(Excerpts from an interface dataset)
┌────────

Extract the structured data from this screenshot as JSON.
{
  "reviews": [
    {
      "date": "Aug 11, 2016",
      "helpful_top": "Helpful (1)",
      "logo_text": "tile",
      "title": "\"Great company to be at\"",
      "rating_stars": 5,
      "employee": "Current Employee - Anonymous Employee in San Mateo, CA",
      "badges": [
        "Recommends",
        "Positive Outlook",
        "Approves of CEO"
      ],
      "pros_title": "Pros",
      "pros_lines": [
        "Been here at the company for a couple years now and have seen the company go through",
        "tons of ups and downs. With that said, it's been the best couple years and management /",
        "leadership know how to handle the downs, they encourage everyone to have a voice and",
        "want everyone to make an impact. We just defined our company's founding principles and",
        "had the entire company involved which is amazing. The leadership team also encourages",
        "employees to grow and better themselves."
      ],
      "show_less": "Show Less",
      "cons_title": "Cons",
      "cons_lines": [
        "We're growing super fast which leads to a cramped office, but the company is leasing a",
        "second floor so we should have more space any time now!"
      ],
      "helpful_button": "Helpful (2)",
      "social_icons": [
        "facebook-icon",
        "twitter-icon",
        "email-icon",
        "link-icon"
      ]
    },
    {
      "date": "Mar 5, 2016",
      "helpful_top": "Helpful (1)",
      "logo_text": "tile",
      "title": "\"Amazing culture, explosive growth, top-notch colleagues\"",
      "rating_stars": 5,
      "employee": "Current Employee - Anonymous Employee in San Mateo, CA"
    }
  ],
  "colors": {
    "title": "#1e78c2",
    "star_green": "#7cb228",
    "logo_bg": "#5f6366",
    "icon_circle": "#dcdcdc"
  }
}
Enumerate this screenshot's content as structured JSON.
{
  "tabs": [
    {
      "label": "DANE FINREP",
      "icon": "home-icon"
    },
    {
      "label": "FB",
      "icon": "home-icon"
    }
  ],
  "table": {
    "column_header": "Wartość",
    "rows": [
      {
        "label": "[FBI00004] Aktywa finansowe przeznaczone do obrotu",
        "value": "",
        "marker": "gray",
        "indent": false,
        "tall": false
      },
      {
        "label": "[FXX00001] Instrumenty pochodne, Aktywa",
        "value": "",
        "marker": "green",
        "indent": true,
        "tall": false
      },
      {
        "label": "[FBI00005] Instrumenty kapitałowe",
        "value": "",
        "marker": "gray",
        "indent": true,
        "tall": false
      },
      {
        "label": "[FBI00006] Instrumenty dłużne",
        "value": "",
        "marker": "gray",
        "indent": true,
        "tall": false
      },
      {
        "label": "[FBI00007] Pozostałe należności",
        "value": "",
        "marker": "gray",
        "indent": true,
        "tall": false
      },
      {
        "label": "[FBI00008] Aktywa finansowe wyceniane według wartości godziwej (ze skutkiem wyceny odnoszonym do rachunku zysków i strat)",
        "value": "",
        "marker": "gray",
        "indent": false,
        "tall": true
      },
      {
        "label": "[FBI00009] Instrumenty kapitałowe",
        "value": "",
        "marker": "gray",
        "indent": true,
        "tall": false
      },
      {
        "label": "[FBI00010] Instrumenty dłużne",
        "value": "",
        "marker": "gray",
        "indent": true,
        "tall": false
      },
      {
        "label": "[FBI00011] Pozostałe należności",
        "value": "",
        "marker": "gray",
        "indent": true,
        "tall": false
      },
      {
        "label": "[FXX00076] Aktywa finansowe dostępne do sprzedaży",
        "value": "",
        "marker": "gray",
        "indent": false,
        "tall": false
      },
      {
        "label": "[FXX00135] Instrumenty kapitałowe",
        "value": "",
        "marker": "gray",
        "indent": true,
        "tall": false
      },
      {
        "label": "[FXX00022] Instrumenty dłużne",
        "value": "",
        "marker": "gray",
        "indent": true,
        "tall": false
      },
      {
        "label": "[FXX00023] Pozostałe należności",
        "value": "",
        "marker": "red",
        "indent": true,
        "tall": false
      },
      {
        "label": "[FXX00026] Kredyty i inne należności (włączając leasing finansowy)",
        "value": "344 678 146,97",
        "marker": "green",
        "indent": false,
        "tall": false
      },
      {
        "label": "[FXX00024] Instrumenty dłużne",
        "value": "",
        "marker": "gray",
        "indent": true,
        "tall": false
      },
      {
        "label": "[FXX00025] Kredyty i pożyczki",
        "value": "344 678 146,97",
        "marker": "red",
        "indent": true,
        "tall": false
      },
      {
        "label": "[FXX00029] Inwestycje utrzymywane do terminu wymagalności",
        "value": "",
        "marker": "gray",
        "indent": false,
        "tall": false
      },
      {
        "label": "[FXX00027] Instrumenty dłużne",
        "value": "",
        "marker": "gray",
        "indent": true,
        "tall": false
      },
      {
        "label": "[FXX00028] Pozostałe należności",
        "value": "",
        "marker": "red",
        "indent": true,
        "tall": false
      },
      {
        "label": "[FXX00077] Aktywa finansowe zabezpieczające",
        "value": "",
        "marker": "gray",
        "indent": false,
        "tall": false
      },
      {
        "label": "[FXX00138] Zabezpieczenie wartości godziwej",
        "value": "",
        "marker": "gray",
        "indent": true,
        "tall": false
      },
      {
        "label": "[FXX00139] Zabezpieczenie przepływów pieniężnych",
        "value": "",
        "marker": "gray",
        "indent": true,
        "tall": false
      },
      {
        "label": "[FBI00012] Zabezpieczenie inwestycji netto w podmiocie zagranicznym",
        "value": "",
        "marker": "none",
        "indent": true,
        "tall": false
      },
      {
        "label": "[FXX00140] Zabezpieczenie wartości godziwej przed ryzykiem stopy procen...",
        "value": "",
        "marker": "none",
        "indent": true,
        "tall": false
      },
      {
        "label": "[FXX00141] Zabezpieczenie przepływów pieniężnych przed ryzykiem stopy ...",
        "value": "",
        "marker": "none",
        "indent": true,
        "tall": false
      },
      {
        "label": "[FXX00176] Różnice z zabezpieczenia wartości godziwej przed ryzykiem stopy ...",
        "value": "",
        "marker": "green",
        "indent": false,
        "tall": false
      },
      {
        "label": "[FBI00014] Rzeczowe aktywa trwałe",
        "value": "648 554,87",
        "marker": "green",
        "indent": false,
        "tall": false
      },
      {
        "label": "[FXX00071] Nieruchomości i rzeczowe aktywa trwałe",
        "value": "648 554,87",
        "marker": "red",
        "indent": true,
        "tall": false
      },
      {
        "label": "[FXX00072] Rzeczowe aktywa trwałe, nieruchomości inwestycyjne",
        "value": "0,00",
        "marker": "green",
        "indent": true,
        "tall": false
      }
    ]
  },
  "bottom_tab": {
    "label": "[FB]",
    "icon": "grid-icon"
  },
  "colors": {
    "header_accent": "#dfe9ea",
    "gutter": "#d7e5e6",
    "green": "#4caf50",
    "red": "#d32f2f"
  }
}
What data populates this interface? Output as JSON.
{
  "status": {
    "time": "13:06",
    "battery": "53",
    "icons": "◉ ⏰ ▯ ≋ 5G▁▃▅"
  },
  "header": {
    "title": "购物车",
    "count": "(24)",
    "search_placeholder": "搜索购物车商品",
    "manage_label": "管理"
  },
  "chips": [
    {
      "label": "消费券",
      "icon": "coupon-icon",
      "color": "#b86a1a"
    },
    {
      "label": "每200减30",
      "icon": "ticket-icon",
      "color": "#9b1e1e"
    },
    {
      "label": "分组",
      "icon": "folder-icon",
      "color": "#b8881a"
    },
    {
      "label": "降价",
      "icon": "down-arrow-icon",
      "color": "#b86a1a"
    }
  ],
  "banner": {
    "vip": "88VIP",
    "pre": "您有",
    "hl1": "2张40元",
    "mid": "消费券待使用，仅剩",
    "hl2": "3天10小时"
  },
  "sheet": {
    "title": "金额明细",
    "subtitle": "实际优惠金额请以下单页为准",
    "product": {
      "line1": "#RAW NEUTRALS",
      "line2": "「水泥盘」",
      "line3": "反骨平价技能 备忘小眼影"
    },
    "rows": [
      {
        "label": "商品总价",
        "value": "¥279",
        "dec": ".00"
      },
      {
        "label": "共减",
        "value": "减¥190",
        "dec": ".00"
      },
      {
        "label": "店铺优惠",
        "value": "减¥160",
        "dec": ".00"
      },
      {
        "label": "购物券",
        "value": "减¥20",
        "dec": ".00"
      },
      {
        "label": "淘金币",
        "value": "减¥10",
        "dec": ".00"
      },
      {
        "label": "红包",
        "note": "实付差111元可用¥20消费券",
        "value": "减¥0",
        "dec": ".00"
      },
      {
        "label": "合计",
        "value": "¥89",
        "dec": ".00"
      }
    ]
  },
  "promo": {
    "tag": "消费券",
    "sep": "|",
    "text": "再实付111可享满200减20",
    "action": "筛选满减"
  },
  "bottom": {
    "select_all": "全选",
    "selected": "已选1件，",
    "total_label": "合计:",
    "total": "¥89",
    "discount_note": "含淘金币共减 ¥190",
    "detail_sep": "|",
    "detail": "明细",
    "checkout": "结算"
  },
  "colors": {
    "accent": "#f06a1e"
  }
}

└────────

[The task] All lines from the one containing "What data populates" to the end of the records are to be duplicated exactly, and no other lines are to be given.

[Solution to the problem]
What data populates this interface? Output as JSON.
{
  "status": {
    "time": "13:06",
    "battery": "53",
    "icons": "◉ ⏰ ▯ ≋ 5G▁▃▅"
  },
  "header": {
    "title": "购物车",
    "count": "(24)",
    "search_placeholder": "搜索购物车商品",
    "manage_label": "管理"
  },
  "chips": [
    {
      "label": "消费券",
      "icon": "coupon-icon",
      "color": "#b86a1a"
    },
    {
      "label": "每200减30",
      "icon": "ticket-icon",
      "color": "#9b1e1e"
    },
    {
      "label": "分组",
      "icon": "folder-icon",
      "color": "#b8881a"
    },
    {
      "label": "降价",
      "icon": "down-arrow-icon",
      "color": "#b86a1a"
    }
  ],
  "banner": {
    "vip": "88VIP",
    "pre": "您有",
    "hl1": "2张40元",
    "mid": "消费券待使用，仅剩",
    "hl2": "3天10小时"
  },
  "sheet": {
    "title": "金额明细",
    "subtitle": "实际优惠金额请以下单页为准",
    "product": {
      "line1": "#RAW NEUTRALS",
      "line2": "「水泥盘」",
      "line3": "反骨平价技能 备忘小眼影"
    },
    "rows": [
      {
        "label": "商品总价",
        "value": "¥279",
        "dec": ".00"
      },
      {
        "label": "共减",
        "value": "减¥190",
        "dec": ".00"
      },
      {
        "label": "店铺优惠",
        "value": "减¥160",
        "dec": ".00"
      },
      {
        "label": "购物券",
        "value": "减¥20",
        "dec": ".00"
      },
      {
        "label": "淘金币",
        "value": "减¥10",
        "dec": ".00"
      },
      {
        "label": "红包",
        "note": "实付差111元可用¥20消费券",
        "value": "减¥0",
        "dec": ".00"
      },
      {
        "label": "合计",
        "value": "¥89",
        "dec": ".00"
      }
    ]
  },
  "promo": {
    "tag": "消费券",
    "sep": "|",
    "text": "再实付111可享满200减20",
    "action": "筛选满减"
  },
  "bottom": {
    "select_all": "全选",
    "selected": "已选1件，",
    "total_label": "合计:",
    "total": "¥89",
    "discount_note": "含淘金币共减 ¥190",
    "detail_sep": "|",
    "detail": "明细",
    "checkout": "结算"
  },
  "colors": {
    "accent": "#f06a1e"
  }
}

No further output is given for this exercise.